— Material for this exercise —

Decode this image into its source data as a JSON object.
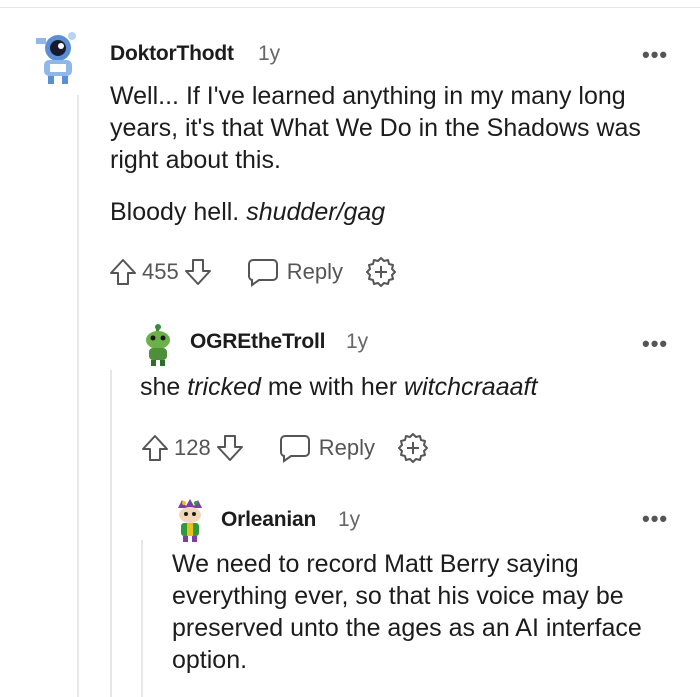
{
  "comments": [
    {
      "username": "DoktorThodt",
      "age": "1y",
      "paragraphs": [
        "Well... If I've learned anything in my many long years, it's that What We Do in the Shadows was right about this."
      ],
      "line2_plain": "Bloody hell. ",
      "line2_italic": "shudder/gag",
      "score": "455",
      "reply_label": "Reply",
      "more_label": "•••"
    },
    {
      "username": "OGREtheTroll",
      "age": "1y",
      "text_a": "she ",
      "text_b": "tricked",
      "text_c": " me with her ",
      "text_d": "witchcraaaft",
      "score": "128",
      "reply_label": "Reply",
      "more_label": "•••"
    },
    {
      "username": "Orleanian",
      "age": "1y",
      "text": "We need to record Matt Berry saying everything ever, so that his voice may be preserved unto the ages as an AI interface option.",
      "more_label": "•••"
    }
  ]
}
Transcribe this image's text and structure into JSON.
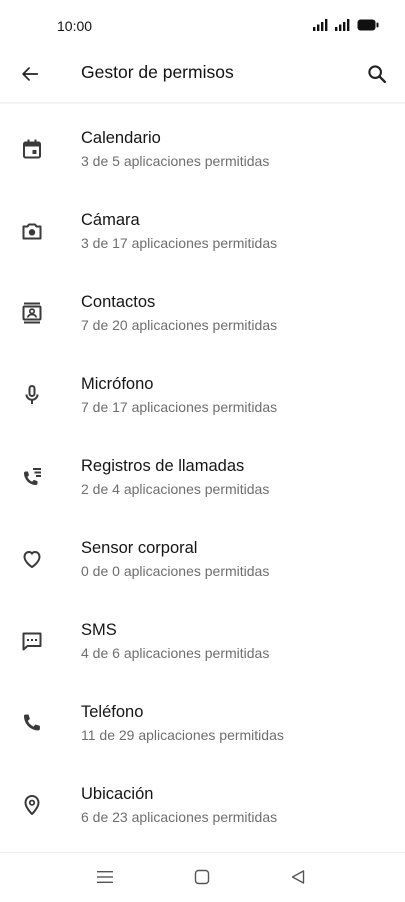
{
  "status_bar": {
    "time": "10:00",
    "icons": [
      "signal-icon",
      "signal-icon",
      "battery-icon"
    ]
  },
  "app_bar": {
    "title": "Gestor de permisos",
    "back_icon": "arrow-back-icon",
    "search_icon": "search-icon"
  },
  "permissions": [
    {
      "label": "Calendario",
      "summary": "3 de 5 aplicaciones permitidas",
      "icon": "calendar-icon"
    },
    {
      "label": "Cámara",
      "summary": "3 de 17 aplicaciones permitidas",
      "icon": "camera-icon"
    },
    {
      "label": "Contactos",
      "summary": "7 de 20 aplicaciones permitidas",
      "icon": "contacts-icon"
    },
    {
      "label": "Micrófono",
      "summary": "7 de 17 aplicaciones permitidas",
      "icon": "microphone-icon"
    },
    {
      "label": "Registros de llamadas",
      "summary": "2 de 4 aplicaciones permitidas",
      "icon": "call-log-icon"
    },
    {
      "label": "Sensor corporal",
      "summary": "0 de 0 aplicaciones permitidas",
      "icon": "heart-icon"
    },
    {
      "label": "SMS",
      "summary": "4 de 6 aplicaciones permitidas",
      "icon": "sms-icon"
    },
    {
      "label": "Teléfono",
      "summary": "11 de 29 aplicaciones permitidas",
      "icon": "phone-icon"
    },
    {
      "label": "Ubicación",
      "summary": "6 de 23 aplicaciones permitidas",
      "icon": "location-icon"
    }
  ],
  "nav_bar": {
    "icons": [
      "menu-icon",
      "home-icon",
      "back-icon"
    ]
  },
  "colors": {
    "icon": "#3a3a3a",
    "title_text": "#151515",
    "secondary_text": "#6e6e6e",
    "background": "#ffffff"
  }
}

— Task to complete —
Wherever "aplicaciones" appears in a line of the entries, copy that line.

— Answer for the task —
      "summary": "3 de 5 aplicaciones permitidas",
      "summary": "3 de 17 aplicaciones permitidas",
      "summary": "7 de 20 aplicaciones permitidas",
      "summary": "7 de 17 aplicaciones permitidas",
      "summary": "2 de 4 aplicaciones permitidas",
      "summary": "0 de 0 aplicaciones permitidas",
      "summary": "4 de 6 aplicaciones permitidas",
      "summary": "11 de 29 aplicaciones permitidas",
      "summary": "6 de 23 aplicaciones permitidas",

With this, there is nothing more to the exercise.